If you do need convenience, lots of companies are now making refillable pouches out of food-grade silicone that you can fill with food you’ve prepared yourself. Great if you are travelling or need to feed in the car or out and about — they can also be prepared in advance and frozen. Similarly, silicone moulds can be used to make ice blocks that help with teething.
Snacks and drinks
It’s very easy to get by without individually packaged kids’ snacks and drinks. If you avoid them, your kid’s diet will be healthier, too. Use small, coloured snack boxes and put interesting nibbles in them yourself. If you don’t have time to cook, some snacks are available without plastic packaging at bulk stores. Kids don’t need poppers with plastic straws either. Fill their own reusable drink bottle with water.

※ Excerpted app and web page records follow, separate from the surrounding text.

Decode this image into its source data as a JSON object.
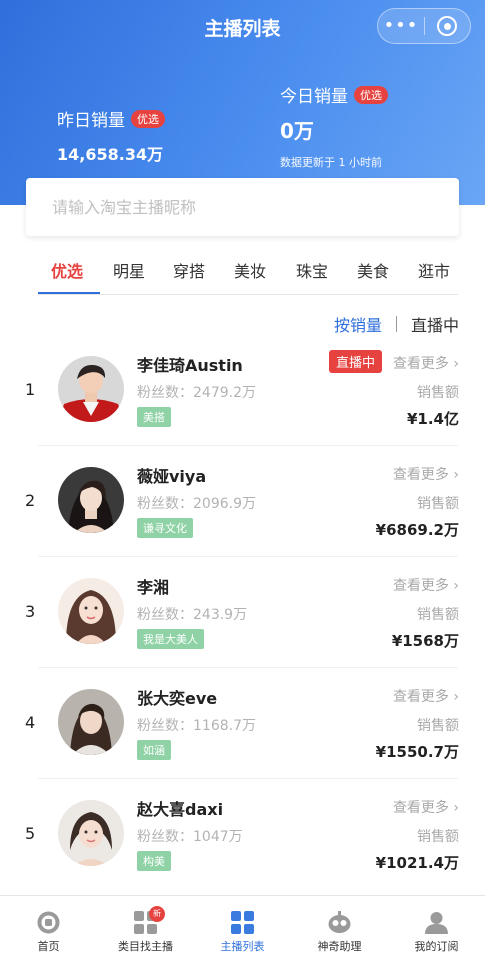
{
  "nav": {
    "title": "主播列表",
    "capsule_more": "•••"
  },
  "stats": {
    "yesterday": {
      "label": "昨日销量",
      "badge": "优选",
      "value": "14,658.34万"
    },
    "today": {
      "label": "今日销量",
      "badge": "优选",
      "value": "0万",
      "note": "数据更新于 1 小时前"
    }
  },
  "search": {
    "placeholder": "请输入淘宝主播昵称"
  },
  "tabs": [
    "优选",
    "明星",
    "穿搭",
    "美妆",
    "珠宝",
    "美食",
    "逛市"
  ],
  "sort": {
    "active": "按销量",
    "other": "直播中"
  },
  "streamers": [
    {
      "rank": "1",
      "name": "李佳琦Austin",
      "fans": "粉丝数：2479.2万",
      "tag": "美搭",
      "live": "直播中",
      "more": "查看更多 ›",
      "sales_label": "销售额",
      "sales": "¥1.4亿"
    },
    {
      "rank": "2",
      "name": "薇娅viya",
      "fans": "粉丝数：2096.9万",
      "tag": "谦寻文化",
      "more": "查看更多 ›",
      "sales_label": "销售额",
      "sales": "¥6869.2万"
    },
    {
      "rank": "3",
      "name": "李湘",
      "fans": "粉丝数：243.9万",
      "tag": "我是大美人",
      "more": "查看更多 ›",
      "sales_label": "销售额",
      "sales": "¥1568万"
    },
    {
      "rank": "4",
      "name": "张大奕eve",
      "fans": "粉丝数：1168.7万",
      "tag": "如涵",
      "more": "查看更多 ›",
      "sales_label": "销售额",
      "sales": "¥1550.7万"
    },
    {
      "rank": "5",
      "name": "赵大喜daxi",
      "fans": "粉丝数：1047万",
      "tag": "构美",
      "more": "查看更多 ›",
      "sales_label": "销售额",
      "sales": "¥1021.4万"
    }
  ],
  "tabbar": [
    {
      "label": "首页",
      "icon": "home-icon"
    },
    {
      "label": "类目找主播",
      "icon": "category-icon",
      "badge": "新"
    },
    {
      "label": "主播列表",
      "icon": "grid-list-icon",
      "active": true
    },
    {
      "label": "神奇助理",
      "icon": "robot-icon"
    },
    {
      "label": "我的订阅",
      "icon": "user-icon"
    }
  ],
  "colors": {
    "brand_blue": "#2f6fdc",
    "badge_red": "#e64340",
    "tag_green": "#8fd2a6"
  }
}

Is plastic bad for babies and toddlers?
Plastic is not necessarily bad for children. However, babies and children are more vulnerable to the chemical additives in some plastics that have been found to disrupt the human endocrine system. These include Bisphenol A (BPA), which is linked to a long list of diseases. BPA has been removed from most baby bottles and toys, but there are still questions about the additives that have replaced it. Other plastics like cling film and some food packaging still contain known endocrine-disrupting chemicals. As Choice reported, these can leach into food, so it’s worth checking if the food you are feeding your children is affected. Choice suggests plastics number 3 and number 7 are
the ones to avoid.
Edited and extracted with permission from Quitting Plastic: Easy and Practical Ways to Cut Down the Plastic in Your Life, by Clara Williams Roldan (Allen & Unwin $22.99)